Putin said in a televised speech on Wednesday that his goal was to “liberate” Ukraine’s Donbas region and that he was defending Russian territories, adding that the people of the region did not want to return to what he called the “yoke” of Ukraine. mentioned.
The Russian leader stressed that he was “talking about partial mobilization, that is, only civilians currently in the reserve are conscripted, and especially those who have served in the armed forces have a certain military specialty and relevant experience.”
Russian Defense Minister Sergei Shoigu said 300,000 reservists would be called up.
Putin’s speech comes a day after Russia-controlled regions of eastern and southern Ukraine announced so-called referenda on accession to Russia.
The “referendums”, which will be held between September 23 and 27 in the provinces of Luhansk, Donetsk, Kherson and Zaporizhzhya, represent about 15% of Ukraine’s territory, or an area about the size of Hungary.
“If the territorial integrity of our country is threatened, we will certainly use all the means at our disposal to protect Russia and our people. This is not a bluff,” Putin said.
The West wants to “weaken, divide and ultimately destroy our country,” Putin added.
Here’s an overview of some other key developments on September 21 regarding the Russian invasion of Ukraine.
Biden will address the UN General Assembly later on Wednesday
US President Joe Biden will address the United Nations General Assembly in New York during the morning session.
Biden is expected to gain support for Ukraine after news of Russia’s partial mobilization.
The US president usually addresses the UN on the opening day of the summit, but Biden appears on the second day because he attended Queen Elizabeth II’s funeral earlier this week.
British Prime Minister Liz Truss and Iranian President Ebrahim Raisi will also address the meeting today.
Putin’s speech was ‘predictable’, says Ukrainian presidential adviser
Mykhailo Podolyak, an adviser to Ukrainian President Volodymyr Zelenskyy, told Reuters news agency that Putin’s speech was an “absolutely predictable appeal, more like an attempt to justify their own failure”.

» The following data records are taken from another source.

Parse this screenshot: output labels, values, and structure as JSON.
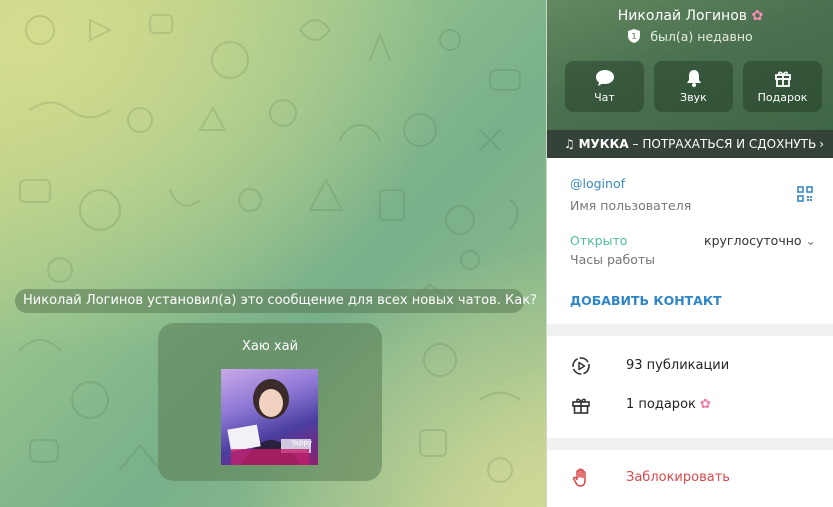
{
  "chat": {
    "pinned_note": "Николай Логинов установил(а) это сообщение для всех новых чатов. Как?",
    "message_title": "Хаю хай",
    "sticker_caption": "Yappy"
  },
  "profile": {
    "name": "Николай Логинов",
    "status": "был(а) недавно",
    "actions": [
      {
        "label": "Чат",
        "icon": "chat-bubble-icon"
      },
      {
        "label": "Звук",
        "icon": "bell-icon"
      },
      {
        "label": "Подарок",
        "icon": "gift-icon"
      }
    ],
    "music": {
      "artist": "МУККА",
      "separator": " – ",
      "title": "ПОТРАХАТЬСЯ И СДОХНУТЬ"
    },
    "username": "@loginof",
    "username_label": "Имя пользователя",
    "hours_state": "Открыто",
    "hours_value": "круглосуточно",
    "hours_label": "Часы работы",
    "add_contact": "ДОБАВИТЬ КОНТАКТ",
    "publications": "93 публикации",
    "gifts": "1 подарок",
    "block": "Заблокировать"
  },
  "colors": {
    "link": "#3a88c4",
    "open": "#4dbf9f",
    "danger": "#d9484c",
    "header": "#4c7150"
  }
}
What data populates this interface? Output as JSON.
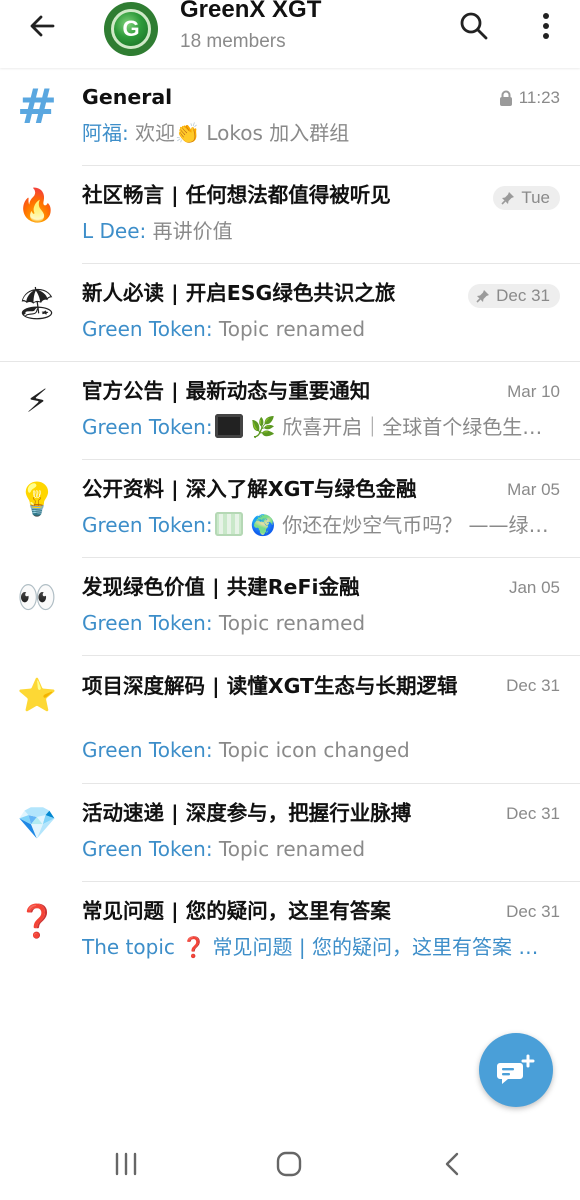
{
  "header": {
    "title": "GreenX XGT",
    "subtitle": "18 members",
    "avatar_letter": "G"
  },
  "topics": [
    {
      "icon": "hash-icon",
      "title": "General",
      "sender": "阿福:",
      "text": " 欢迎👏 Lokos 加入群组",
      "time": "11:23",
      "badge": "lock"
    },
    {
      "icon": "fire-icon",
      "glyph": "🔥",
      "title": "社区畅言 | 任何想法都值得被听见",
      "sender": "L Dee:",
      "text": " 再讲价值",
      "time": "Tue",
      "badge": "pin"
    },
    {
      "icon": "beach-umbrella-icon",
      "glyph": "🏖",
      "title": "新人必读 | 开启ESG绿色共识之旅",
      "sender": "Green Token:",
      "text": " Topic renamed",
      "time": "Dec 31",
      "badge": "pin"
    },
    {
      "icon": "lightning-icon",
      "glyph": "⚡",
      "title": "官方公告 | 最新动态与重要通知",
      "sender": "Green Token:",
      "text": " 🌿 欣喜开启｜全球首个绿色生态公链",
      "time": "Mar 10",
      "thumb": "dark"
    },
    {
      "icon": "lightbulb-icon",
      "glyph": "💡",
      "title": "公开资料 | 深入了解XGT与绿色金融",
      "sender": "Green Token:",
      "text": " 🌍 你还在炒空气币吗？ ——绿色金融",
      "time": "Mar 05",
      "thumb": "light"
    },
    {
      "icon": "eyes-icon",
      "glyph": "👀",
      "title": "发现绿色价值 | 共建ReFi金融",
      "sender": "Green Token:",
      "text": " Topic renamed",
      "time": "Jan 05"
    },
    {
      "icon": "star-icon",
      "glyph": "⭐",
      "title": "项目深度解码 | 读懂XGT生态与长期逻辑",
      "sender": "Green Token:",
      "text": " Topic icon changed",
      "time": "Dec 31"
    },
    {
      "icon": "diamond-icon",
      "glyph": "💎",
      "title": "活动速递 | 深度参与，把握行业脉搏",
      "sender": "Green Token:",
      "text": " Topic renamed",
      "time": "Dec 31"
    },
    {
      "icon": "question-mark-icon",
      "glyph": "❓",
      "title": "常见问题 | 您的疑问，这里有答案",
      "sender": "",
      "text": "The topic ❓ 常见问题 | 您的疑问，这里有答案 was created",
      "time": "Dec 31"
    }
  ],
  "colors": {
    "accent": "#4a9fd8",
    "sender": "#3d8ec9",
    "muted": "#8a8a8a"
  }
}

“The war is clearly not going according to the Russian scenario and therefore Putin had to make extremely unpopular decisions to mobilize and severely limit people’s rights,” Podolyak said.
Germany, UK and US denounce Putin

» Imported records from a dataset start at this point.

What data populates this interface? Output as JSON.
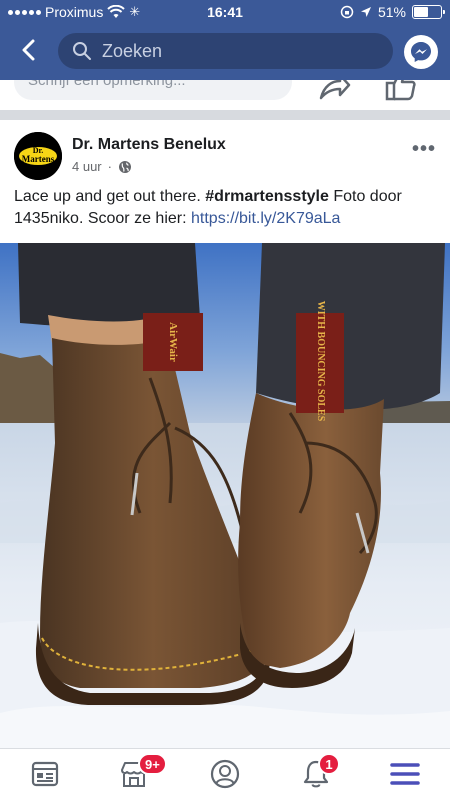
{
  "status_bar": {
    "carrier": "Proximus",
    "time": "16:41",
    "battery_percent": "51%",
    "battery_level": 0.51
  },
  "search": {
    "placeholder": "Zoeken"
  },
  "prev_post": {
    "comment_placeholder": "Schrijf een opmerking..."
  },
  "post": {
    "page_name": "Dr. Martens Benelux",
    "time_ago": "4 uur",
    "separator": "·",
    "text_intro": "Lace up and get out there. ",
    "hashtag": "#drmartensstyle",
    "text_middle": " Foto door 1435niko. Scoor ze hier: ",
    "link": "https://bit.ly/2K79aLa",
    "avatar_logo_text": "Dr. Martens",
    "image_tag_left": "AirWair",
    "image_tag_right": "WITH BOUNCING SOLES"
  },
  "bottom_nav": {
    "items": [
      {
        "name": "news-feed",
        "badge": ""
      },
      {
        "name": "marketplace",
        "badge": "9+"
      },
      {
        "name": "profile",
        "badge": ""
      },
      {
        "name": "notifications",
        "badge": "1"
      },
      {
        "name": "menu",
        "badge": ""
      }
    ]
  },
  "colors": {
    "brand": "#3b5998",
    "link": "#385898",
    "badge": "#e41e3f",
    "menu_active": "#4b4fb8"
  }
}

German Vice-Chancellor Robert Habeck said Germany decided to respond to Putin’s call for partial mobilization.
Putin’s speech was “another bad and wrong move by Russia, which we will, of course, discuss and consult politically on how to respond,” Habeck said.
British Defense Secretary Ben Wallace said on Wednesday that the mobilization of Russian troops was tantamount to acknowledging the defeat by the Russian president.

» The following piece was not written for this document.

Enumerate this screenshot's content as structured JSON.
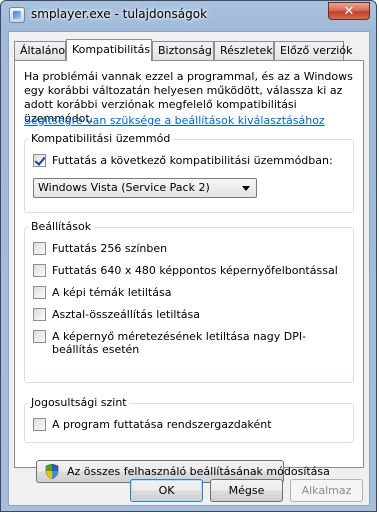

Putin’s “invasion failed” and “(Putin) and his defense secretary have sent tens of thousands of their own citizens to their deaths, ill-equipped and ill-managed,” Wallace said in a statement.
Gillian Keegan, a minister at the British Foreign Office, told Sky News that Putin’s speech was a worrying escalation and that the threats he made should be taken seriously.
“The general address was clearly more of Putin’s lies, it was a rewrite of history,” Keegan told the TV station.
US Ambassador to Ukraine Bridget Brink tweeted that “mock referendums and mobilization are signs of weakness, of Russian failure”
She added that the US would never recognize Russia’s claim of “supposedly annexed Ukrainian territory” and that the US “will stand behind Ukraine as long as necessary”.
Zelenskky appears at UN meeting
Ukrainian President Volodymyr Zelenskky will appear from Ukraine on Wednesday before the ongoing United Nations General Assembly in New York.
The 193-member assembly voted last week, making a special exception for Zelenskyy to pre-record his speech due to the “ongoing foreign invasion” and military hostilities obliging him to carry out his “national defense and security duties”.
The war in Ukraine has dominated the annual gathering, where on the first day several world leaders denounced Russia for invading a sovereign nation.
Russian President Vladimir Putin will not attend the global meeting.
Meanwhile, Ukrainian troops said on Tuesday they will continue to make gains toward Luhansk.
jsi,dvv,rm/kb (TBEN, TBEN, Reuters)